The same day, UFO told its members that Lufthansa had concretized the “expected surplus of employees” and blackmailed them with the threat of still possible insolvency. “A stated surplus of 26,000 jobs in the company cannot please anyone. The threat of insolvency remains if the rescue package is rejected by the shareholders.”

Lufthansa’s Chief Human Resources Officer Michael Niggemann told the press after the summit, “Without a significant reduction in personnel costs during the crisis, we will miss the chance of a better restart out of the crisis.” UFO boss Daniel Flohr followed the same script. There was “no alternative” for a successful restart of the aviation industry.

Flohr told broadcaster Deutschlandfunk that job cuts on this scale were not surprising, they were based on understandable calculations, and could be worked with. Specifically, he had offered a wage freeze and to extend the collective bargaining agreement at least until the end of the year, as well as the cancellation of various wage supplements. He was also thinking of the conversion of full-time jobs to part-time, or flexible retirement plans.

Avoiding compulsory redundancies was “the exchange that employees need in return for savings,” Flohr said in the press release. The union had “served up proposals on a silver platter,” but management had stuck to its negotiation target of 20 percent savings.

Verdi is also offering massive concessions. Its executive board member Christine Behle, who is also deputy chair of the Lufthansa supervisory board, gave assurances that “the constant and sustainable safeguarding of Lufthansa has top priority for Verdi.” As when Air Berlin was broken up, she is now also prepared to sacrifice the interests of the workforce to the profit interests of the shareholders—despite hollow appeals to secure jobs.

The pilots’ union Vereinigung Cockpit even offered a salary cut of 45 percent, which, with some 5,000 pilots, would add up to savings of €350 million. This salary waiver could possibly last until 2022. Vereinigung Cockpit leader Markus Wahl appealed to shareholders to approve the rescue package “in the interest of all stakeholders.”

The union leaders falsely claim the employees are also “stakeholders” in the private company. Workers must firmly reject this lie. To the owners they are mere “unit costs,” not “stakeholders.” The trade unions seek to secure the company’s profits through their “socially acceptable” personnel cuts (“unit costs”) and by suppressing any resistance within the workforce.

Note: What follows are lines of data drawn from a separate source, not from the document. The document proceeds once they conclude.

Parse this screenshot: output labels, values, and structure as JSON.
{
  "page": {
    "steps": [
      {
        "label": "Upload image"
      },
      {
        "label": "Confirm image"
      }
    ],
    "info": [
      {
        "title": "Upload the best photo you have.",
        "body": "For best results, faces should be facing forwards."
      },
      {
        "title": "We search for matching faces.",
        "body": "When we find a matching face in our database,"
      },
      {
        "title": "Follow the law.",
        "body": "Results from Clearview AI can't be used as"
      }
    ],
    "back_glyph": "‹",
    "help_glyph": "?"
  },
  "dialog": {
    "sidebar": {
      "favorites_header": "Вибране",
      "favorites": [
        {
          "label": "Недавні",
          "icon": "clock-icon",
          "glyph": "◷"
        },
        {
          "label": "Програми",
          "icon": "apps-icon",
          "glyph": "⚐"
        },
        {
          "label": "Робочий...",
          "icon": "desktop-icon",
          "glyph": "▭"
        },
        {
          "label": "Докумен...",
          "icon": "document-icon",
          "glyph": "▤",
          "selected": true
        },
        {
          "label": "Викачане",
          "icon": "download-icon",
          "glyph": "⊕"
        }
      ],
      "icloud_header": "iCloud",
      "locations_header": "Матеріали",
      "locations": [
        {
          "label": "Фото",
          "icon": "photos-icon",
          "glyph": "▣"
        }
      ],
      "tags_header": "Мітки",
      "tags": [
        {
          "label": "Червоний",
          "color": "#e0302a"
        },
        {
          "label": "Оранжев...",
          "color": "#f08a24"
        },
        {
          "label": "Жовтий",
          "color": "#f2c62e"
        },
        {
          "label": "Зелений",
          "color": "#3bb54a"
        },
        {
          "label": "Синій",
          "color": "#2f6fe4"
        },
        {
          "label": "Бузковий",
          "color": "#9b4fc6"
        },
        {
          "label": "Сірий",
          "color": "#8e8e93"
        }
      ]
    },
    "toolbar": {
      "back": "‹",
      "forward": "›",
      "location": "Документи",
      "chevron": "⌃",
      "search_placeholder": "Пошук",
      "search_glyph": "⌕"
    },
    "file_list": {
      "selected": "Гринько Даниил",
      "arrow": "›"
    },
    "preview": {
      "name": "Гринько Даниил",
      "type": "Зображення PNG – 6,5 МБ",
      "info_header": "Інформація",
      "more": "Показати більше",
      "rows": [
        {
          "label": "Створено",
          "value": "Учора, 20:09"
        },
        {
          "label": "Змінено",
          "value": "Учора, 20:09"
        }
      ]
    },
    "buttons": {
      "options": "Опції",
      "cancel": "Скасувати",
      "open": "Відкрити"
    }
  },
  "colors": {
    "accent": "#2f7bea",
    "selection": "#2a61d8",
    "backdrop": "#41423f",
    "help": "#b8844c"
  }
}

For years, the aviation industry has been fiercely competitive, and this is fought out on the backs of the employees. The crisis in aviation can only be resolved if it is organised not according to the drive for profits but according to the needs of the global population. What is necessary is an end to the anarchic dog-eat-dog policy pursued by the airlines through their expropriation and control by the workforce—also taking into account alternative transport systems and the need to protect the environment.

We call on aviation workers to join together to form action committees, independent of the trade unions, for the protection of all jobs. The WSWS will support them in this and in making contact with workers internationally.